African-American women, especially in the southern United States, are underrepresented in cancer genetics research. A study was designed to address this issue by investigating the germline mutation rate in African-American women in Arkansas with a personal and/or family history of breast cancer. Women were tested for these mutations using a large panel of breast cancer susceptibility genes. In this analysis, we discuss the challenges encountered in recruiting African-American women from an existing biorepository to participate in this study.
We attempted to contact 965 African-American women with a personal and/or family history of breast cancer who participated in Spit for the Cure (SFTC) between 2007 and 2013 and provided consent to be recontacted. The SFTC participants were invited by telephone and email to participate in the genetic study. Enrollment required completion of a phone interview to obtain a family and medical history and return of a signed consent form.
Among eligible SFTC participants, 39.6% (382/965) were able to be contacted with the phone numbers and email addresses they provided. Of these, 174 (45.5%) completed a phone interview and returned a signed consent form. Others were not able to be contacted (n = 583), declined to participate (n = 57), did not keep phone interview appointments (n = 82), completed the phone interview but never returned a signed consent (n = 54), were deceased (n = 13), or were too confused to consent to participate (n = 2).
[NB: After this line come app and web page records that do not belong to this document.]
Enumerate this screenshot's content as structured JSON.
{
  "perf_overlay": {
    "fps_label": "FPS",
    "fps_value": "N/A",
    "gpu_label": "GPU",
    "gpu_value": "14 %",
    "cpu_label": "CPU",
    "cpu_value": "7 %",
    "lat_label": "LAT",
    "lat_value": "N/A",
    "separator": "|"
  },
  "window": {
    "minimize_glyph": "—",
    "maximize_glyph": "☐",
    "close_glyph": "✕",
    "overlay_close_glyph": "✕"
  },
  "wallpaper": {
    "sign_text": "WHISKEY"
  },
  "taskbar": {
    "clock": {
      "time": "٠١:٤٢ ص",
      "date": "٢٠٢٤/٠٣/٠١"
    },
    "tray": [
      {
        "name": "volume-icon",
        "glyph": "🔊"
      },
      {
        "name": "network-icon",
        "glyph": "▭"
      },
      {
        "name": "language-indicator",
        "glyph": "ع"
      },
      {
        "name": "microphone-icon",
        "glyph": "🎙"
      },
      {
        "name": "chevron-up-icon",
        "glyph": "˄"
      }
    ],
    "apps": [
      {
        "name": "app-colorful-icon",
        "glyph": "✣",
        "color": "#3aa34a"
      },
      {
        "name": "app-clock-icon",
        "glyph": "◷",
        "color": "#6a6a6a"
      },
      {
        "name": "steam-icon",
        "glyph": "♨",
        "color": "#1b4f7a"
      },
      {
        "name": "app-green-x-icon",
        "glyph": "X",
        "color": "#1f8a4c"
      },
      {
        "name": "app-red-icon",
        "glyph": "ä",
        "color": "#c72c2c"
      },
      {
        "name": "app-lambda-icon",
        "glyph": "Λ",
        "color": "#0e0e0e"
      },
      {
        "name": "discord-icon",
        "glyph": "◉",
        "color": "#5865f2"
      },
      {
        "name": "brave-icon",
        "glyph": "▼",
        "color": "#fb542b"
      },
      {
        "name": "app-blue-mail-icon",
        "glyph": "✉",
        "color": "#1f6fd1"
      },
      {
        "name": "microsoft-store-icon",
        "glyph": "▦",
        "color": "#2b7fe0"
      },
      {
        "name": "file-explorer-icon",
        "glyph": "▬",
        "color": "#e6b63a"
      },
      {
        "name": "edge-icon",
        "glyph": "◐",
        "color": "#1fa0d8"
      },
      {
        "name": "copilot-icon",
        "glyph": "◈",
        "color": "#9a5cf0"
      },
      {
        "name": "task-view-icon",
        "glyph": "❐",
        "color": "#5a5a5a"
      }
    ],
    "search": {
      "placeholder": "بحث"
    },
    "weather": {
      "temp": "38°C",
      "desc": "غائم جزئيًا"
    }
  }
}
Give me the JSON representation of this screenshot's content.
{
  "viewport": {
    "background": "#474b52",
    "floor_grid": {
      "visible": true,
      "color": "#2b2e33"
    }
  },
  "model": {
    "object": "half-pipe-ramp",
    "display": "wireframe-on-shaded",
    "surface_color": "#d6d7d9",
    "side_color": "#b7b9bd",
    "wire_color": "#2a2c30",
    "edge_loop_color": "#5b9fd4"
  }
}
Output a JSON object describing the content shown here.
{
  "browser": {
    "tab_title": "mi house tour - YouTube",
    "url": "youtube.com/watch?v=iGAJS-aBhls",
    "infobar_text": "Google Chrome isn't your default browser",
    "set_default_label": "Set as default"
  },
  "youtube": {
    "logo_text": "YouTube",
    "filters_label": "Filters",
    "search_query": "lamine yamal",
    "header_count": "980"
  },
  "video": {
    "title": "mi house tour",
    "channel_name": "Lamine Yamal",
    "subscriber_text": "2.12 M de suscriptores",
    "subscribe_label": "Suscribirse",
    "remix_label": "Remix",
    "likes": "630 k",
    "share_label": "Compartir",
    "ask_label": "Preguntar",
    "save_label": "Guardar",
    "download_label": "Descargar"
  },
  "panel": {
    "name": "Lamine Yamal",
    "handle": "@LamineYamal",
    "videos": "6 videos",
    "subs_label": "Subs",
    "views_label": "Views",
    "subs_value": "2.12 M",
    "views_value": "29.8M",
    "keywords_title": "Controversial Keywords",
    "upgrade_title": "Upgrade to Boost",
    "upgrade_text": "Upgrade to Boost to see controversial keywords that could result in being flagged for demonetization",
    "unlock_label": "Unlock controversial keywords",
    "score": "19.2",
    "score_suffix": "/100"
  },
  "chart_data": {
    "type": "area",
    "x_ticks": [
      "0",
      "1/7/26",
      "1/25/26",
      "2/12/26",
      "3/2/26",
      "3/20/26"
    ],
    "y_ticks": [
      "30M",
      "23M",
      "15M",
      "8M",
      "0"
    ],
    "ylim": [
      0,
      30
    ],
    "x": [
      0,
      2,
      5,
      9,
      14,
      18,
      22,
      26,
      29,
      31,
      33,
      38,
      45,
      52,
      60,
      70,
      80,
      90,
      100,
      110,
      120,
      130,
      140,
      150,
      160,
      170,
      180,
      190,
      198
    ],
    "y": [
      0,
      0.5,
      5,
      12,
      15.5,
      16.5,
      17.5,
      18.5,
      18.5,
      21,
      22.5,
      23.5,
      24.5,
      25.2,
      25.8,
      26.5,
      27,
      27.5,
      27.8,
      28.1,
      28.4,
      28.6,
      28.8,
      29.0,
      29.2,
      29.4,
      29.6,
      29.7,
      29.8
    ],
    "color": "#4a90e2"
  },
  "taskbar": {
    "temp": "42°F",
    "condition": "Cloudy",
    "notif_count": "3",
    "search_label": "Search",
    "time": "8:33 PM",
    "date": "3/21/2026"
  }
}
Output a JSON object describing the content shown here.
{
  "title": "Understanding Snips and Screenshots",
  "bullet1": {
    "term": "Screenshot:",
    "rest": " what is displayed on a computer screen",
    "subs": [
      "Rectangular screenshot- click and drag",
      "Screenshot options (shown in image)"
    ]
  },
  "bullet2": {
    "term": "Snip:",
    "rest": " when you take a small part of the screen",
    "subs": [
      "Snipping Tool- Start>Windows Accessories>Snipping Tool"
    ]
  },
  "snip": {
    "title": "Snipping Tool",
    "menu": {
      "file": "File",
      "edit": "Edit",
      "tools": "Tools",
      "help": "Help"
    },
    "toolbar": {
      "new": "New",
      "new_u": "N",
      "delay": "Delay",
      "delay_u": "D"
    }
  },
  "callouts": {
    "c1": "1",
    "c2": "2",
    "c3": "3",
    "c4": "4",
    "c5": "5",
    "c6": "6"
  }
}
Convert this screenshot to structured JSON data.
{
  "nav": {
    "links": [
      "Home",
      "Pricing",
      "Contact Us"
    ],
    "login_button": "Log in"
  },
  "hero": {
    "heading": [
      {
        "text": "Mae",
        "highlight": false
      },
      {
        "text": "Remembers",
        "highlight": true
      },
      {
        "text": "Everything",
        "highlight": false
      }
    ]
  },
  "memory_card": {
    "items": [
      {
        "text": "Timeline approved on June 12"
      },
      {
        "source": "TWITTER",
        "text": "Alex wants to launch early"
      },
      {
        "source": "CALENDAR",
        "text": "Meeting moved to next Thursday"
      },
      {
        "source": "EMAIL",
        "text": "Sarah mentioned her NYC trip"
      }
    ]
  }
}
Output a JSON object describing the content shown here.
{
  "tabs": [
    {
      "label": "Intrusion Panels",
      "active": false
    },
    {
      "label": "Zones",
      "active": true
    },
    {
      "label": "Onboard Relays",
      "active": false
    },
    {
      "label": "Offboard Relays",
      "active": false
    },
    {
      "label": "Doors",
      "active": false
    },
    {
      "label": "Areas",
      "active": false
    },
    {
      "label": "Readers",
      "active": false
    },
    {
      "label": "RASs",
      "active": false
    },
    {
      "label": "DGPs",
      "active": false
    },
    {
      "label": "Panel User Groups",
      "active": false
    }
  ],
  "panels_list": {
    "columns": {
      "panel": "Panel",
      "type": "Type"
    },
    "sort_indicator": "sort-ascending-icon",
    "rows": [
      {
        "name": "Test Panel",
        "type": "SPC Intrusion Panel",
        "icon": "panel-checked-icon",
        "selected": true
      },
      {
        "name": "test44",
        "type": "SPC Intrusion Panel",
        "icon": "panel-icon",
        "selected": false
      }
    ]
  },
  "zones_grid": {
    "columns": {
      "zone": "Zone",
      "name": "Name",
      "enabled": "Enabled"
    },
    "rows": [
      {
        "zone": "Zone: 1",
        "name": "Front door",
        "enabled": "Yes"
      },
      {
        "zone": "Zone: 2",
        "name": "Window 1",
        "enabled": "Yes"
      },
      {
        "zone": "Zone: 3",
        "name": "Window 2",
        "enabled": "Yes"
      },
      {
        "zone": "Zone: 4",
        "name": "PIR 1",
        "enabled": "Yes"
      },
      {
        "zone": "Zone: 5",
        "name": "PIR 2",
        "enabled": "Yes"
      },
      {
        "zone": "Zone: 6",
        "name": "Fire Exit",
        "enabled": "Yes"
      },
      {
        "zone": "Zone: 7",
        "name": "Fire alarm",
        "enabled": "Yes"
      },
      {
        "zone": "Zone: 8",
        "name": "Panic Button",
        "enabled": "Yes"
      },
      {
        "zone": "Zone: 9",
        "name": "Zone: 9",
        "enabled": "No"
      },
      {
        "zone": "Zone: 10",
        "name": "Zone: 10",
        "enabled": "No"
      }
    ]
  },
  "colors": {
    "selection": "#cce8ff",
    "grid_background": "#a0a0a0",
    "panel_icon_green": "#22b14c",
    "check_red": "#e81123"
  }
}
Recruiting African-American women into our breast cancer genetics study proved challenging primarily due to difficulty establishing contact with potential participants. Given their prior participation in breast cancer research, we anticipated that this would be a highly motivated population. Indeed, when we were able to contact SFTC participants, only 14.9% declined to participate in our study. Innovative communication, retention, and recruitment strategies are needed in future studies to address the recruitment challenges we faced.